TASK TO COMPLETE:
Determine how many lines of the entries that follow contain "https", and respond with that number alone.

DATA EXTRACT:
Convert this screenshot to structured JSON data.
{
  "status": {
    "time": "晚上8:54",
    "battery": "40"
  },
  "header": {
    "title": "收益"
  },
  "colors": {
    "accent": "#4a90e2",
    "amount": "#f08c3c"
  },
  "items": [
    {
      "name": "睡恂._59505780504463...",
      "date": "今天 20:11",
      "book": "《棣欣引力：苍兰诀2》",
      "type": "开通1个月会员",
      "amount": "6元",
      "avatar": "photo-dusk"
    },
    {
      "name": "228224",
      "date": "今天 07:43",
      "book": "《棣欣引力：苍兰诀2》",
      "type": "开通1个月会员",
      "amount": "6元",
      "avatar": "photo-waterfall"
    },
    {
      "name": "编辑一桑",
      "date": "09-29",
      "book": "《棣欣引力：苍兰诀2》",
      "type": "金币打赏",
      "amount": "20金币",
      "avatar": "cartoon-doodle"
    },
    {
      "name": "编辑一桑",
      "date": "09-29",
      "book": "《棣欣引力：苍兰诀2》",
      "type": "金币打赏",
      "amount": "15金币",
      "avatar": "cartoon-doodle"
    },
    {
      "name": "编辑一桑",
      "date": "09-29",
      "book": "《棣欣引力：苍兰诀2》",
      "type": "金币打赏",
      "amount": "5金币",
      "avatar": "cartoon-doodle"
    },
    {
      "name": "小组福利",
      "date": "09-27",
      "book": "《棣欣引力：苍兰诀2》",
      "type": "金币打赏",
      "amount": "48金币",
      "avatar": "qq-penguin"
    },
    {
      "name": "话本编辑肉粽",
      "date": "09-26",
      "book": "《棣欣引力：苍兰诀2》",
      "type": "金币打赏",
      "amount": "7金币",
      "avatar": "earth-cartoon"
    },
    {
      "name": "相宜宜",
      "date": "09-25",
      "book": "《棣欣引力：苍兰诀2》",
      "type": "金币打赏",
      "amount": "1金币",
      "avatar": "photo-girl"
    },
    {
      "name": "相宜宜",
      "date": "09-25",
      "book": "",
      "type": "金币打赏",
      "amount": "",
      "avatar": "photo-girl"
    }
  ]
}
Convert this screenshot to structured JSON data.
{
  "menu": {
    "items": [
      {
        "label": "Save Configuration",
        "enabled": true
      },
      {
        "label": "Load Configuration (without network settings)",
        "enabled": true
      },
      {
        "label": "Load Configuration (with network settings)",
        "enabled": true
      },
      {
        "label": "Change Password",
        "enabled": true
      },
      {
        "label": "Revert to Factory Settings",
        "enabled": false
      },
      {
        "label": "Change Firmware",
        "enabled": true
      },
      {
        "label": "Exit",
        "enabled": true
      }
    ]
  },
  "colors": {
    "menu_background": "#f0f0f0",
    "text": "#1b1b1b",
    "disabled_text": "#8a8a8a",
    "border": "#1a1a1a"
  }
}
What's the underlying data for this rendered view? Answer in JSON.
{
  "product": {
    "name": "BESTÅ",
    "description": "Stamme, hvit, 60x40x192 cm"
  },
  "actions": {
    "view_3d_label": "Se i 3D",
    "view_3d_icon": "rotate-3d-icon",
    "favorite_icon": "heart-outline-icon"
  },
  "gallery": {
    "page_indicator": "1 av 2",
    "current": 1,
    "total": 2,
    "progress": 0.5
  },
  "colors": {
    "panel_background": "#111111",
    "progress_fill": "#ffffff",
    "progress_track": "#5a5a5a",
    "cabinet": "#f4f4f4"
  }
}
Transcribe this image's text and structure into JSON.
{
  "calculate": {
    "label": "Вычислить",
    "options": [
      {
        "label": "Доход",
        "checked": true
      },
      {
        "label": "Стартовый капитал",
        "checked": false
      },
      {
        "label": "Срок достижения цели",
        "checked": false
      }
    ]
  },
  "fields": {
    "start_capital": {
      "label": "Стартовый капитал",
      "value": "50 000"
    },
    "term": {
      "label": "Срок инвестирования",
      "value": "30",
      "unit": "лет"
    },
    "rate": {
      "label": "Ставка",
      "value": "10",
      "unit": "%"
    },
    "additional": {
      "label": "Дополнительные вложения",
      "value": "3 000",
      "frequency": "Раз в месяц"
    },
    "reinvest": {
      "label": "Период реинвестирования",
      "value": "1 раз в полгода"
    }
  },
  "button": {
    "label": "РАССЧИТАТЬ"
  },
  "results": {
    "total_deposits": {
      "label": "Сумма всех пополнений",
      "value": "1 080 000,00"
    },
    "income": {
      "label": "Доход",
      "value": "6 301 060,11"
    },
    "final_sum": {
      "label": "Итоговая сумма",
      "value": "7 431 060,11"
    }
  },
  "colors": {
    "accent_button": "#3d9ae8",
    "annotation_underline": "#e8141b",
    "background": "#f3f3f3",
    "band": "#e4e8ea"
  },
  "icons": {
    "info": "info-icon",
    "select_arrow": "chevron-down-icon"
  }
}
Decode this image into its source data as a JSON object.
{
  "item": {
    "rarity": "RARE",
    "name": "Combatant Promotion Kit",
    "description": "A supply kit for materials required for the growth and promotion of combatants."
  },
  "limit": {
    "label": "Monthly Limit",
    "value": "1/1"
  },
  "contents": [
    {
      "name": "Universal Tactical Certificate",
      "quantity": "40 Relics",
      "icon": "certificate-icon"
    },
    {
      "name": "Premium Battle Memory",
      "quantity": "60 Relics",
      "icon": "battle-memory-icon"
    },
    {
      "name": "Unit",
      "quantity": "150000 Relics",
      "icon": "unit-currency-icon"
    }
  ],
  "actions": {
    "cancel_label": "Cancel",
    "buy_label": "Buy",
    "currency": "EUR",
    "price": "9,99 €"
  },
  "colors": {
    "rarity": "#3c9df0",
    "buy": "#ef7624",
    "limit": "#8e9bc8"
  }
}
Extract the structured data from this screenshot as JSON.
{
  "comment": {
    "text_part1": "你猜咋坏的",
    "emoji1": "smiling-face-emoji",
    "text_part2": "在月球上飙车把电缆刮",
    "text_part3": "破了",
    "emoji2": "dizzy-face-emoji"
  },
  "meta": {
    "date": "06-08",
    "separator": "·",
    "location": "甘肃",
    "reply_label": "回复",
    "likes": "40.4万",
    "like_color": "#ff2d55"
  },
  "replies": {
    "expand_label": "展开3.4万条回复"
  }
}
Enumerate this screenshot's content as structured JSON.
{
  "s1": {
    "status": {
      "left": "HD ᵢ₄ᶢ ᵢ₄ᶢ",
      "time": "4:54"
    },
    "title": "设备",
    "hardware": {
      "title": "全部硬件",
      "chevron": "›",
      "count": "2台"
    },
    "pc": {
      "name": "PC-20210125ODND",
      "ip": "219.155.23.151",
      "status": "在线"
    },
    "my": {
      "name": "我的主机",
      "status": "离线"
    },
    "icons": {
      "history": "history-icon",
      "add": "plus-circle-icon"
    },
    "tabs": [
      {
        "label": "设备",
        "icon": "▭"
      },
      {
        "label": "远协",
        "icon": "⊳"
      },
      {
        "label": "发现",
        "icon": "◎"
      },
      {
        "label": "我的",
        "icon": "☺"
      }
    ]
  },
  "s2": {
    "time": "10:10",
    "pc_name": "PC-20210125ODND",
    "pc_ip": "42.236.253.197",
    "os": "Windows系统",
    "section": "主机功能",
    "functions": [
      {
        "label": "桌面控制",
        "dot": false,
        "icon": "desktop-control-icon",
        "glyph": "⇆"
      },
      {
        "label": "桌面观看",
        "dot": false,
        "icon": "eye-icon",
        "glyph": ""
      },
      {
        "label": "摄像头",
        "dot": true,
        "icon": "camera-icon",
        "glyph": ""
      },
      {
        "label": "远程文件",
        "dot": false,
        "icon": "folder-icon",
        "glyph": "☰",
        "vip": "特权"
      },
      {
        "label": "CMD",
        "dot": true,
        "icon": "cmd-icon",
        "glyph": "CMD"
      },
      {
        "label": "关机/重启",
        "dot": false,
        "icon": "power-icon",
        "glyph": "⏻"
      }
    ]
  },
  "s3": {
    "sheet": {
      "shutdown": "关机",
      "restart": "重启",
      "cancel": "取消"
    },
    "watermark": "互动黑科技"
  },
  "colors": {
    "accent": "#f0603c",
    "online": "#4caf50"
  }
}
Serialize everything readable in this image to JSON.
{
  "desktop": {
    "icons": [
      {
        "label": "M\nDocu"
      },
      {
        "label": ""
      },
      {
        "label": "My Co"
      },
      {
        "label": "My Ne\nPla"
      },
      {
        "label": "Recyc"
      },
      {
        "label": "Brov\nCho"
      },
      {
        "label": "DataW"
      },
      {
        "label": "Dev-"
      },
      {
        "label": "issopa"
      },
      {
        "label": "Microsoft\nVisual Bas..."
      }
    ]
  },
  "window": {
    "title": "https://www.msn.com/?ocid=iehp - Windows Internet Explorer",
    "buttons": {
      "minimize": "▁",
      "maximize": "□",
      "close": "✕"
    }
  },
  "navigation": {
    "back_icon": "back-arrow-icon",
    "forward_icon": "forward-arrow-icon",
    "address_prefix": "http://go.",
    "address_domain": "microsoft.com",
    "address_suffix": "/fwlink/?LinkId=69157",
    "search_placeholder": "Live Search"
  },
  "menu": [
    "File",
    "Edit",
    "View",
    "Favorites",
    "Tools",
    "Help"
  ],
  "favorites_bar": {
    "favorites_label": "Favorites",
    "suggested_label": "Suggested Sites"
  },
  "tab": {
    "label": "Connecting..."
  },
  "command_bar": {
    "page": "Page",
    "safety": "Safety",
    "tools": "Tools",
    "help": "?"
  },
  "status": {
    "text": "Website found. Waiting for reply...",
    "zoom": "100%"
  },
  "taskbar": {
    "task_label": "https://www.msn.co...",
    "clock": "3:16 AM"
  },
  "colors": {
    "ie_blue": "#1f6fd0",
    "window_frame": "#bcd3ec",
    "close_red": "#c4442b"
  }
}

ANSWER SECTION:
2